WHAT YOU ARE ASKED TO DO:
What you return must match the records character for character.

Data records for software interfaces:
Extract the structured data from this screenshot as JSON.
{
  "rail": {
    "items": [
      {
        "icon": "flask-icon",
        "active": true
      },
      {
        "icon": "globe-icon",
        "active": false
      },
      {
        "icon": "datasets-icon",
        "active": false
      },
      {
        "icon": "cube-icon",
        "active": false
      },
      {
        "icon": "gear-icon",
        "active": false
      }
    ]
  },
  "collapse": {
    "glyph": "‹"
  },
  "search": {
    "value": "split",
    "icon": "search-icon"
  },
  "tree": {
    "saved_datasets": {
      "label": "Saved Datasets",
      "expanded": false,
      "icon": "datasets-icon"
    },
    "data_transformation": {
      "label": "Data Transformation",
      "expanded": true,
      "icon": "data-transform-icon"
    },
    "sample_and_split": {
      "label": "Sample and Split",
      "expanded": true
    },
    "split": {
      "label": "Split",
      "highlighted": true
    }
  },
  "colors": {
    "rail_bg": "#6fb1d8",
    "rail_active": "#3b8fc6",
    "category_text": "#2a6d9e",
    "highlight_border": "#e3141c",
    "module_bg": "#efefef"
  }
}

TASK RESULT:
Extract the structured data from this screenshot as JSON.
{
  "rail": {
    "items": [
      {
        "icon": "flask-icon",
        "active": true
      },
      {
        "icon": "globe-icon",
        "active": false
      },
      {
        "icon": "datasets-icon",
        "active": false
      },
      {
        "icon": "cube-icon",
        "active": false
      },
      {
        "icon": "gear-icon",
        "active": false
      }
    ]
  },
  "collapse": {
    "glyph": "‹"
  },
  "search": {
    "value": "split",
    "icon": "search-icon"
  },
  "tree": {
    "saved_datasets": {
      "label": "Saved Datasets",
      "expanded": false,
      "icon": "datasets-icon"
    },
    "data_transformation": {
      "label": "Data Transformation",
      "expanded": true,
      "icon": "data-transform-icon"
    },
    "sample_and_split": {
      "label": "Sample and Split",
      "expanded": true
    },
    "split": {
      "label": "Split",
      "highlighted": true
    }
  },
  "colors": {
    "rail_bg": "#6fb1d8",
    "rail_active": "#3b8fc6",
    "category_text": "#2a6d9e",
    "highlight_border": "#e3141c",
    "module_bg": "#efefef"
  }
}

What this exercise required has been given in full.